In the last 10 years or so, there’s been an unprecedented proliferation of Doom Metal festivals, especially in Europe. You have performed at a number of these, both with Pentagram and Place Of Skulls. Could you describe your own experiences of these niche events?
It seems to me that they’re usually pretty good. There seems to be a big hunger for the Doom Metal stuff here. Festivals are always fun and over here they’re really prolific.
You don’t have so many niche festivals in the States……
Yeah but the problem is that festivals just don’t seem to work in the States. People have tried to do Doom Metal festivals there but you’d end up with bands playing for bands with girlfriends and other close friends. But you definitely don’t get the draw in the States as you do in Europe.
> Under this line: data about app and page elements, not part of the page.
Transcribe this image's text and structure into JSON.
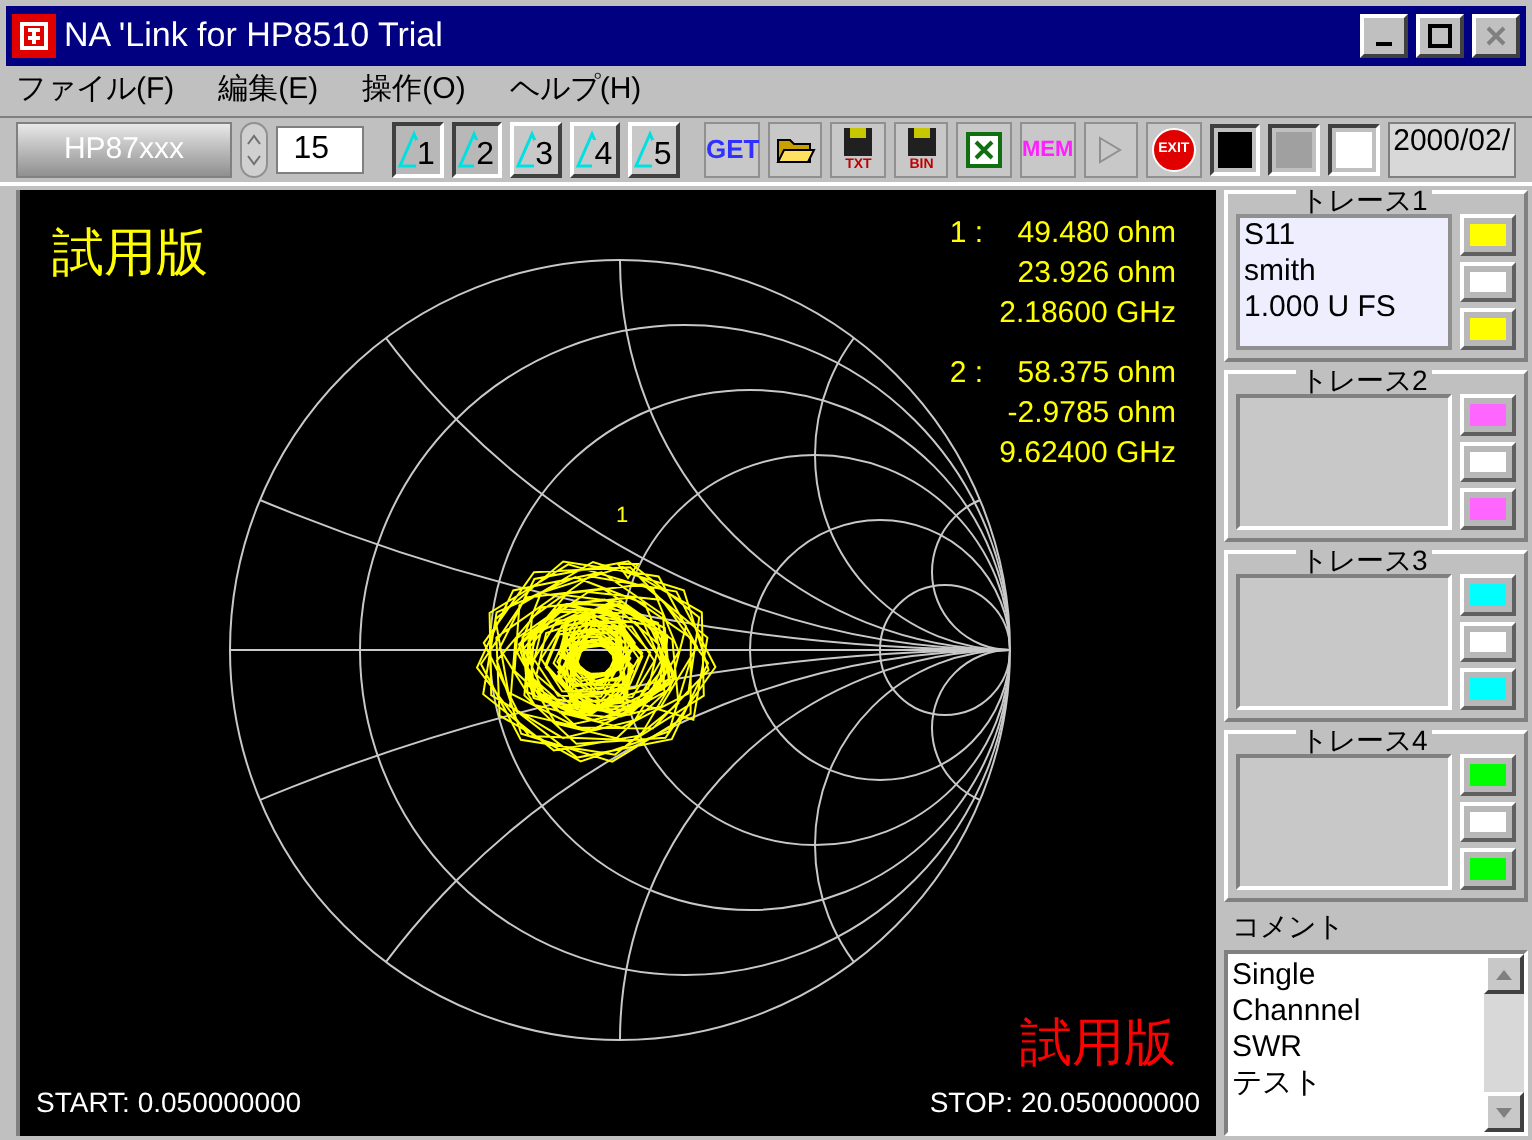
{
  "window": {
    "title": "NA 'Link for HP8510 Trial"
  },
  "menu": [
    "ファイル(F)",
    "編集(E)",
    "操作(O)",
    "ヘルプ(H)"
  ],
  "toolbar": {
    "model": "HP87xxx",
    "count": "15",
    "trace_buttons": [
      {
        "label": "1",
        "selected": true
      },
      {
        "label": "2",
        "selected": true
      },
      {
        "label": "3",
        "selected": false
      },
      {
        "label": "4",
        "selected": false
      },
      {
        "label": "5",
        "selected": false
      }
    ],
    "get": "GET",
    "mem": "MEM",
    "exit": "EXIT",
    "save_buttons": [
      "TXT",
      "BIN"
    ],
    "colors": [
      {
        "color": "#000000"
      },
      {
        "color": "#a0a0a0"
      },
      {
        "color": "#ffffff"
      }
    ],
    "date": "2000/02/"
  },
  "plot": {
    "watermark_top": "試用版",
    "watermark_bottom": "試用版",
    "markers": [
      {
        "label": "1 :",
        "lines": [
          "49.480 ohm",
          "23.926 ohm",
          "2.18600 GHz"
        ]
      },
      {
        "label": "2 :",
        "lines": [
          "58.375 ohm",
          "-2.9785 ohm",
          "9.62400 GHz"
        ]
      }
    ],
    "marker_flag": "1",
    "start": "START: 0.050000000",
    "stop": "STOP: 20.050000000"
  },
  "traces": [
    {
      "title": "トレース1",
      "lines": [
        "S11",
        "smith",
        "1.000 U FS"
      ],
      "swatches": [
        {
          "color": "#ffff00"
        },
        {
          "color": "#ffffff"
        },
        {
          "color": "#ffff00"
        }
      ]
    },
    {
      "title": "トレース2",
      "swatches": [
        {
          "color": "#ff66ff"
        },
        {
          "color": "#ffffff"
        },
        {
          "color": "#ff66ff"
        }
      ]
    },
    {
      "title": "トレース3",
      "swatches": [
        {
          "color": "#00ffff"
        },
        {
          "color": "#ffffff"
        },
        {
          "color": "#00ffff"
        }
      ]
    },
    {
      "title": "トレース4",
      "swatches": [
        {
          "color": "#00ff00"
        },
        {
          "color": "#ffffff"
        },
        {
          "color": "#00ff00"
        }
      ]
    }
  ],
  "comment": {
    "title": "コメント",
    "lines": [
      "Single",
      "Channnel",
      "SWR",
      "テスト"
    ]
  }
}
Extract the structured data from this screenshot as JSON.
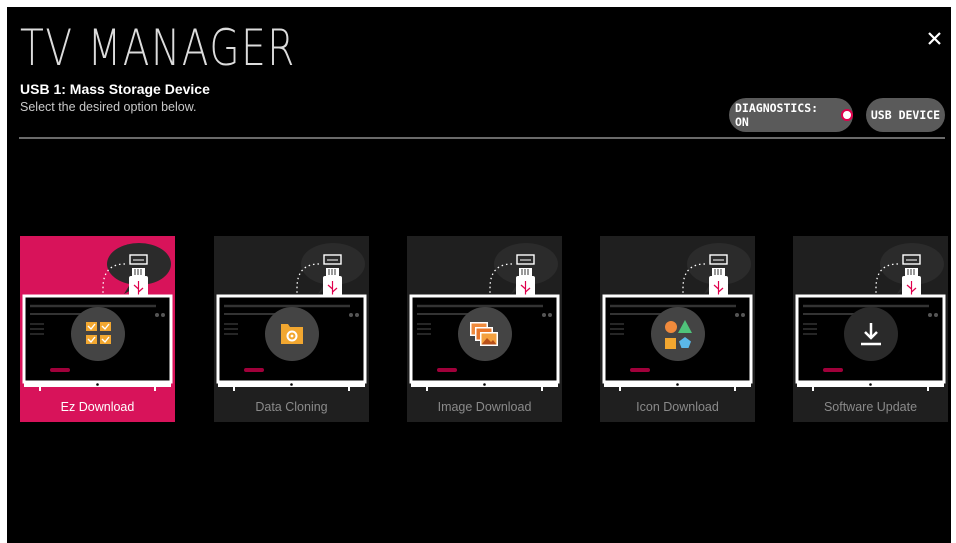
{
  "header": {
    "title": "TV MANAGER",
    "close_icon": "close-icon",
    "device_name": "USB 1: Mass Storage Device",
    "instruction": "Select the desired option below."
  },
  "toolbar": {
    "diagnostics_label": "DIAGNOSTICS: ON",
    "diagnostics_on": true,
    "usb_device_label": "USB DEVICE"
  },
  "options": [
    {
      "label": "Ez Download",
      "icon": "checklist-icon",
      "selected": true
    },
    {
      "label": "Data Cloning",
      "icon": "folder-gear-icon",
      "selected": false
    },
    {
      "label": "Image Download",
      "icon": "image-stack-icon",
      "selected": false
    },
    {
      "label": "Icon Download",
      "icon": "shapes-icon",
      "selected": false
    },
    {
      "label": "Software Update",
      "icon": "download-arrow-icon",
      "selected": false
    }
  ],
  "colors": {
    "accent": "#d8135a",
    "usb_red": "#e0004d",
    "background": "#000000",
    "card_idle": "#1f1f1f",
    "pill": "#5a5a5a"
  }
}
Pentagram have often been compared to Black Sabbath, who have recently got together in their original formation. Black Sabbath have announced they’re planning a world tour for 2012 – would a Black Sabbath / Pentagram bill interest you if the offer came along?
Obviously. Yes. That would be insane!
Victor, what do you regard as the pinnacle of your artistic career?
[pauses] I think it would have to be the last 2 albums I recorded: the last Place Of Skulls album [“As A Dog Returns”] and the last Pentagram album [“Last Rites”]. In these albums I’m not trying to do anything that I cannot do. It’s my style, my guitar-playing and I’m not trying to be someone else. I’ve grown, musically-speaking, and have started to experiment in different things. I don’t feel I have to be nailed down to the Doom Metal label. If I want to play Blues or if I want to do whatever else, I’m not afraid to do that. I don’t really care if someone might say: ‘Aw, but this doesn’t sound like the first Pentagram album.’ Well that’s not really my problem. I’m not interested in recording the first Pentagram album or the first Place Of Skulls album over and over again. Sometimes it doesn’t please everybody but you’re never going to do that anyway. So you might as well just go out there and do the best you can, play the best you can and write the best songs you can write for that particular period of time and hopefully they’ll do well. Maybe they won’t but, you know, you gotta keep real with it.
We’ve come to the end of this interview. Is there anything we haven’t mentioned that you’d like to say?
No, I don’t think so, man. I think you pretty much covered everything. I just appreciate it and thank you for your time and consideration.
© 2011 Chris Galea
Interviewed by Chris Galea